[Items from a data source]
- Opening Delimiter -
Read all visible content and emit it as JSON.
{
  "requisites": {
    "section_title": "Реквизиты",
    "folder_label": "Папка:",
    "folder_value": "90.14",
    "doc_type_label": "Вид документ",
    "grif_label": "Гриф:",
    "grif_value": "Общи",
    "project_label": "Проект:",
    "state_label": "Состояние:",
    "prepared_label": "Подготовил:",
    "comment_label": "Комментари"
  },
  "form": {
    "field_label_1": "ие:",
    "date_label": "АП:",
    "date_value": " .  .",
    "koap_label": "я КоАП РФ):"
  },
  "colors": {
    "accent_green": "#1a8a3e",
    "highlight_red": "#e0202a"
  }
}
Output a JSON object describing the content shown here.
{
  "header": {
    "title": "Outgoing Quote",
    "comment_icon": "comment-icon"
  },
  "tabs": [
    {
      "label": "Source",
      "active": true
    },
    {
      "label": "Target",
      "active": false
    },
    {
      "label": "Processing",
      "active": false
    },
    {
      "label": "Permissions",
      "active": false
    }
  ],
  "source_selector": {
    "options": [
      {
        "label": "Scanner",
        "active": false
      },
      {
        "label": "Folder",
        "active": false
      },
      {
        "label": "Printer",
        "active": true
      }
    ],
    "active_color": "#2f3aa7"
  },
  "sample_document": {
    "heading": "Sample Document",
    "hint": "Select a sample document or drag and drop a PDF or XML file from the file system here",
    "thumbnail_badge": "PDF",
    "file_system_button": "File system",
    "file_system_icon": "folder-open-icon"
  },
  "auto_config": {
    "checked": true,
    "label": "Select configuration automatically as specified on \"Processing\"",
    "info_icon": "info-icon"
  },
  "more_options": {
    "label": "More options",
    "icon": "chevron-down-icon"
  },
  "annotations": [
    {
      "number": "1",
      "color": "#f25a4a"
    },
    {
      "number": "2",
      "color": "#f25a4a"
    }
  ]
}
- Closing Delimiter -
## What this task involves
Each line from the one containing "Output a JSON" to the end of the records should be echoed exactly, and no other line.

## Output of the task
Output a JSON object describing the content shown here.
{
  "header": {
    "title": "Outgoing Quote",
    "comment_icon": "comment-icon"
  },
  "tabs": [
    {
      "label": "Source",
      "active": true
    },
    {
      "label": "Target",
      "active": false
    },
    {
      "label": "Processing",
      "active": false
    },
    {
      "label": "Permissions",
      "active": false
    }
  ],
  "source_selector": {
    "options": [
      {
        "label": "Scanner",
        "active": false
      },
      {
        "label": "Folder",
        "active": false
      },
      {
        "label": "Printer",
        "active": true
      }
    ],
    "active_color": "#2f3aa7"
  },
  "sample_document": {
    "heading": "Sample Document",
    "hint": "Select a sample document or drag and drop a PDF or XML file from the file system here",
    "thumbnail_badge": "PDF",
    "file_system_button": "File system",
    "file_system_icon": "folder-open-icon"
  },
  "auto_config": {
    "checked": true,
    "label": "Select configuration automatically as specified on \"Processing\"",
    "info_icon": "info-icon"
  },
  "more_options": {
    "label": "More options",
    "icon": "chevron-down-icon"
  },
  "annotations": [
    {
      "number": "1",
      "color": "#f25a4a"
    },
    {
      "number": "2",
      "color": "#f25a4a"
    }
  ]
}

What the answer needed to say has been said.